Start of Block
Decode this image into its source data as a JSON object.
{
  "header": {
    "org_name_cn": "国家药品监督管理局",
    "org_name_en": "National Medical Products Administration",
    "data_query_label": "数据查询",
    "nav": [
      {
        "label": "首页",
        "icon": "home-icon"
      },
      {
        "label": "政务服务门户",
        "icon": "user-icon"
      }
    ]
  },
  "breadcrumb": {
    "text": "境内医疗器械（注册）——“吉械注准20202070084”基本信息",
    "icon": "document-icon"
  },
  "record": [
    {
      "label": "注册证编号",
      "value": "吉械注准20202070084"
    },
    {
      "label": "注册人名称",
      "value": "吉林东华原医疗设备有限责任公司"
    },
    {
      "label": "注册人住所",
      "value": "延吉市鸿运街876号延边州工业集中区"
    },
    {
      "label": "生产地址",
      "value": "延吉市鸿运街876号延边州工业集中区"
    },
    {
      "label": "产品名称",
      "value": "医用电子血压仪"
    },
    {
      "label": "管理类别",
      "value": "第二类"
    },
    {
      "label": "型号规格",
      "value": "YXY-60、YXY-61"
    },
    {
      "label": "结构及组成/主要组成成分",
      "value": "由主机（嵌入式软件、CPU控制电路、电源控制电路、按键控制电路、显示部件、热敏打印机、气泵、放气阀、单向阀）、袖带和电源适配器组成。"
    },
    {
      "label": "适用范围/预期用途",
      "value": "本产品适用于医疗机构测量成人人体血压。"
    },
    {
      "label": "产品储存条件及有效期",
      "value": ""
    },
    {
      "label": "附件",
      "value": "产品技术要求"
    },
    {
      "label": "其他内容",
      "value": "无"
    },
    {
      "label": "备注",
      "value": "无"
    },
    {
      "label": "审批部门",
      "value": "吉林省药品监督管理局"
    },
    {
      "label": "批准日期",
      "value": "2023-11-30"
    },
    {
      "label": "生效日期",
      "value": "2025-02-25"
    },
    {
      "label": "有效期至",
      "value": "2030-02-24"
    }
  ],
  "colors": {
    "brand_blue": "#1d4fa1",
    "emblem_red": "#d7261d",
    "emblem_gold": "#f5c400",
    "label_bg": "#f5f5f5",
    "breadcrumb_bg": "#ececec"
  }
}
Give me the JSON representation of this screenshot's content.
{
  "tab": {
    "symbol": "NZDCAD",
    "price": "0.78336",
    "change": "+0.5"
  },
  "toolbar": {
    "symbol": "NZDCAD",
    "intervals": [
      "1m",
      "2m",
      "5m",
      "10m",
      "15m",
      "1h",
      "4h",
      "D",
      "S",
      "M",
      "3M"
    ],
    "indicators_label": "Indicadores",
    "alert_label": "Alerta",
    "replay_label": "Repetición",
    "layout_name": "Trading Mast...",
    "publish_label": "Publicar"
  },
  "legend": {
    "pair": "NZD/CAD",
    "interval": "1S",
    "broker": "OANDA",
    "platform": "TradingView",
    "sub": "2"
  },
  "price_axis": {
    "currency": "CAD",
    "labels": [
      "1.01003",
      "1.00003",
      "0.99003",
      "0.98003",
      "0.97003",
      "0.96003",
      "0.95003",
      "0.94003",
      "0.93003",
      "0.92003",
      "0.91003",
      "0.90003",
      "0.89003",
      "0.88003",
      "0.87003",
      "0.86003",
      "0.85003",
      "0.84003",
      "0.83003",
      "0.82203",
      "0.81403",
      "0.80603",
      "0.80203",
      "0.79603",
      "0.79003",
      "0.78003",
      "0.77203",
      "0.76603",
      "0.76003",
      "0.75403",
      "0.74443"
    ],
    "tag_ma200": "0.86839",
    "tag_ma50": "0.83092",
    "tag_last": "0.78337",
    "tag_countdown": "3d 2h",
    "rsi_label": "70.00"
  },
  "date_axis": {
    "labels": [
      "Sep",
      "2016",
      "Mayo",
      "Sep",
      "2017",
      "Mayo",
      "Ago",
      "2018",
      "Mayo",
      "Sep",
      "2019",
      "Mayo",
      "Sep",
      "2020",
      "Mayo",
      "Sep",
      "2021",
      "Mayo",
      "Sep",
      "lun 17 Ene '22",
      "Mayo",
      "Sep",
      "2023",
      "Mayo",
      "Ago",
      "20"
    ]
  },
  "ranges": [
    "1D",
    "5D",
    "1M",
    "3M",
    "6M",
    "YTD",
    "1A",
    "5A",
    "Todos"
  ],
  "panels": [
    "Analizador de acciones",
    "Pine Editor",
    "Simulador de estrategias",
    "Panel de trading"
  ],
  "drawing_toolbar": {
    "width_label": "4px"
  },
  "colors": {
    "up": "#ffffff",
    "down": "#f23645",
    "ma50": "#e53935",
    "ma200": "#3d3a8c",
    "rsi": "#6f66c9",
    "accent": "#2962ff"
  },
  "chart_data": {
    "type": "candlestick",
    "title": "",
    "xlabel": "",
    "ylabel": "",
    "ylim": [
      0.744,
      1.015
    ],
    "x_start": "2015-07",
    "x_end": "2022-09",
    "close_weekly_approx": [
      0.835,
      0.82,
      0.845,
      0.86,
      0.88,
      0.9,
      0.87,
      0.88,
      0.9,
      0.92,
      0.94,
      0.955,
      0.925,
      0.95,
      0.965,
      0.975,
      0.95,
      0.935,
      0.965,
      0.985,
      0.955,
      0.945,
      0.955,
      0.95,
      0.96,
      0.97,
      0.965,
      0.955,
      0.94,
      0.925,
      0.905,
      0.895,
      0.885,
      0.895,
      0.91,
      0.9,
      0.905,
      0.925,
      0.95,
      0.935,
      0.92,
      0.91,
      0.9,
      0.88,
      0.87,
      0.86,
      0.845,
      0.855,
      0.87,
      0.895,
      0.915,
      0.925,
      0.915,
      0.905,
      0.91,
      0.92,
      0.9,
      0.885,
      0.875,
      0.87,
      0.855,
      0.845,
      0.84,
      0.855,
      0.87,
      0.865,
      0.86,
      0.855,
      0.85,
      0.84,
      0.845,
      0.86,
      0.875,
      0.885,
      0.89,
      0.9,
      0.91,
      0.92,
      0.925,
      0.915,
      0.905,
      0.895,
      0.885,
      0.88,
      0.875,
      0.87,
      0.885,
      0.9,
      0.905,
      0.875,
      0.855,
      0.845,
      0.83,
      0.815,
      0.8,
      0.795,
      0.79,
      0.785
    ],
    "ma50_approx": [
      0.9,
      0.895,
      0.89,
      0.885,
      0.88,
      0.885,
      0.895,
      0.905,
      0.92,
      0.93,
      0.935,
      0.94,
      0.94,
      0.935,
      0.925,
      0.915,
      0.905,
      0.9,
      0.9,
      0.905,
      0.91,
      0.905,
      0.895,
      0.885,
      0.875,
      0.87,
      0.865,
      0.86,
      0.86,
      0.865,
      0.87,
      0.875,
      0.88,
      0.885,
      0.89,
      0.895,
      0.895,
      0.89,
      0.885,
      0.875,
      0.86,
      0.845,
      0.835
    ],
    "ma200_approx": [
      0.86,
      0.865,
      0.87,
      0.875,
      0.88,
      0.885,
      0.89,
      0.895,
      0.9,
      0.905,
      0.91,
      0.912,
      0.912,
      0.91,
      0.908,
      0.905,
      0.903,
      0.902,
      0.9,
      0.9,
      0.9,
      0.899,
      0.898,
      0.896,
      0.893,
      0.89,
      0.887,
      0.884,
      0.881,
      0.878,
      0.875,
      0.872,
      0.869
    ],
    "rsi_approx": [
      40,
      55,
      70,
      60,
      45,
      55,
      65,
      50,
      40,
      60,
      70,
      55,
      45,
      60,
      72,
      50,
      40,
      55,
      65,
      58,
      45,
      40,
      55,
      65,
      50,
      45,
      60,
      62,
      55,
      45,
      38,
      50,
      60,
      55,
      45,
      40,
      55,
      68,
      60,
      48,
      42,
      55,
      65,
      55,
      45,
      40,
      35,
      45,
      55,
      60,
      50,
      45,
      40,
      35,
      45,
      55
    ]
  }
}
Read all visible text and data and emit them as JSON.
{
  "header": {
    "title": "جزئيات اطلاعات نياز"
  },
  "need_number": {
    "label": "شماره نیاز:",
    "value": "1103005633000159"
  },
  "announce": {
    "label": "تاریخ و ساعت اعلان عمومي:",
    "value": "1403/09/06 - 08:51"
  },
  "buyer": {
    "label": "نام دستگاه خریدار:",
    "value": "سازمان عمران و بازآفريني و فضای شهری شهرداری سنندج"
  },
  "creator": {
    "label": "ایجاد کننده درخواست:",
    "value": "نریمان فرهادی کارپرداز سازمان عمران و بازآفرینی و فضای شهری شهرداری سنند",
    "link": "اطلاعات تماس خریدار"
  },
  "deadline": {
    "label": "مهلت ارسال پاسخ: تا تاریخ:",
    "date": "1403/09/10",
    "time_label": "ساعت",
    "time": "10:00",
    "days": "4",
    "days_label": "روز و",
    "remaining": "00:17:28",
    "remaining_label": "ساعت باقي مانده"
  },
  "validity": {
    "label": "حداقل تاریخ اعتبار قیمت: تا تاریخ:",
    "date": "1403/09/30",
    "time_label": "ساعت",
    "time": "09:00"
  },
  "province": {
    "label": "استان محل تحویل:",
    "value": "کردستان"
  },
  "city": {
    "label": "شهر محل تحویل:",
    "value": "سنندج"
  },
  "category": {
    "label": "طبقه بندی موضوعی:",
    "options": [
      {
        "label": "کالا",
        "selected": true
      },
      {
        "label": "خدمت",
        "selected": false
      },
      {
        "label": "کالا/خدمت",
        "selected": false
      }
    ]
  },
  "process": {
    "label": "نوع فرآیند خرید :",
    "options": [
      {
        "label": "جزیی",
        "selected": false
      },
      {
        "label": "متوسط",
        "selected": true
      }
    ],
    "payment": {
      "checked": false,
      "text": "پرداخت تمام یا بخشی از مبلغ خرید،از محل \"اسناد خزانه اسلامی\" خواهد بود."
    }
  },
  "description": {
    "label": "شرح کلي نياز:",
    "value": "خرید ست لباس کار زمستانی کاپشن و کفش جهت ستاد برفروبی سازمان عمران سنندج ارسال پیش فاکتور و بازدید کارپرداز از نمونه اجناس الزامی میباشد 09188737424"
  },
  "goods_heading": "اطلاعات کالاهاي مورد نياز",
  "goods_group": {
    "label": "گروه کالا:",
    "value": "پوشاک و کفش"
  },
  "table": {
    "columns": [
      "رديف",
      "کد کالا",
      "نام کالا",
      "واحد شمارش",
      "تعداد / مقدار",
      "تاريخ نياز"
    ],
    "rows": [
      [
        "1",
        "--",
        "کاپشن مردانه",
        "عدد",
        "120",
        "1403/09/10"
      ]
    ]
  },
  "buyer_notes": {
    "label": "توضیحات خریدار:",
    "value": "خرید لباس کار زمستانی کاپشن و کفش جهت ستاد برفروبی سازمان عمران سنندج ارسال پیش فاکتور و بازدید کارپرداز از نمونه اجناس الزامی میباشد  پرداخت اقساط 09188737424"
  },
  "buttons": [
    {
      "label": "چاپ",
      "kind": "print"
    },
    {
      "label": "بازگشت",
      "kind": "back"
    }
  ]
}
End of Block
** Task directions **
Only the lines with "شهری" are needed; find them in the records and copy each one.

** Result of the task **
    "value": "سازمان عمران و بازآفريني و فضای شهری شهرداری سنندج"
    "value": "نریمان فرهادی کارپرداز سازمان عمران و بازآفرینی و فضای شهری شهرداری سنند",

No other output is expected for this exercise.